Sleep Apnea Can Increase Risk of Stroke and Other Serious Injury
Sleep apnea is a common sleep disorder in which you periodically stop breathing and/or take shallow breaths. Breathing pauses can last from a few seconds to minutes and may occur 30 times or more an hour. Typically, normal breathing then starts again, sometimes with a loud snort or choking sound.
For most people, throat muscles help keep your airway stiff and open so air can flow into your lungs. If you have sleep apnea your airway can become partially or fully blocked during sleep causing pauses in breathing for one of several reasons:
- Your throat muscles and tongue relax more than normal
- Your tongue and tissue masses in the back of your mouth are large compared to the opening into your windpipe
- You are overweight, and the extra soft fat tissue can thicken the wall of the windpipe
- The shape of your head and neck may cause a smaller airway size in the mouth and throat area

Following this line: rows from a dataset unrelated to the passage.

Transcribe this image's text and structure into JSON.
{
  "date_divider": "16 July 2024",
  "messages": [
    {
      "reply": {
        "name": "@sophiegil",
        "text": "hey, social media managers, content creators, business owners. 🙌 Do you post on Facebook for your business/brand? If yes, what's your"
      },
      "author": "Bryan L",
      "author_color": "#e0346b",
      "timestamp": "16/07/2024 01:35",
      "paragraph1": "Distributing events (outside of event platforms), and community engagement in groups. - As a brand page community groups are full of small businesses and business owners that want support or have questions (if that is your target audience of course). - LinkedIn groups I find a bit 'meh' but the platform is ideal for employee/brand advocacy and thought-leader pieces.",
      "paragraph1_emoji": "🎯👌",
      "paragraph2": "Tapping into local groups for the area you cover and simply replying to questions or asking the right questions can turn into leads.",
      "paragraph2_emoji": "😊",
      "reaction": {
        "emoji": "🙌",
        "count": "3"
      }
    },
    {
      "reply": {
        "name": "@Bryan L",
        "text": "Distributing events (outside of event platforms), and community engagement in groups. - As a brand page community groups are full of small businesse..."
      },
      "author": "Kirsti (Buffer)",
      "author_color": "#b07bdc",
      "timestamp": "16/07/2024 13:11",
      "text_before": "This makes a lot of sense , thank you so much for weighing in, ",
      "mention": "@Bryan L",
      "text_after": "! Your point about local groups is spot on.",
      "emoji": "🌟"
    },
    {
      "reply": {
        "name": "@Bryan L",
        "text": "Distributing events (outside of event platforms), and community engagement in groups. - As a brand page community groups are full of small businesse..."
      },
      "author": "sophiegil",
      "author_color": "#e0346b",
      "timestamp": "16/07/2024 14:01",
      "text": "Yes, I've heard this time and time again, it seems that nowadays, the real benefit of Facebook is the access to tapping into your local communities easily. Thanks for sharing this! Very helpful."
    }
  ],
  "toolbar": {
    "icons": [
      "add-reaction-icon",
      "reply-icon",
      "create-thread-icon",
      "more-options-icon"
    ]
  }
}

- The aging process limits your brain signals' ability to keep your throat muscles stiff during sleep
Sleep apnea usually is an ongoing condition that disrupts your sleep and is the leading cause of excessive daytime sleepiness. Untreated, it can:
- Increase the risk of high blood pressure, heart attack, stroke, obesity, and diabetes
- Increase the risk of, or worsen, heart failure
- Increase likelihood of irregular heartbeat
- Increase the chance of having work-related or driving accidents
Unless a family member or bed partner notices signs of sleep apnea, it often goes undiagnosed. There is no blood test and it can’t be detected during a routine office visit, only through a professional sleep study. Consult a medical professional if you experience, or if your partner notices, the following:
- Snoring loud enough to disturb the sleep of others or yourself
- Shortness of breath, gasping for air or choking that awakens you from sleep
- Intermittent pauses in your breathing during sleep
- Excessive daytime drowsiness, which may cause you to fall asleep while you're working, watching television or even driving
Remember sleep apnea is a chronic condition that requires long-term management. Lifestyle changes, mouthpieces, surgery and breathing devices can successfully treat sleep apnea in many people.
To learn more about respiratory therapy, call 610-776-REHAB (74322) or contact us online.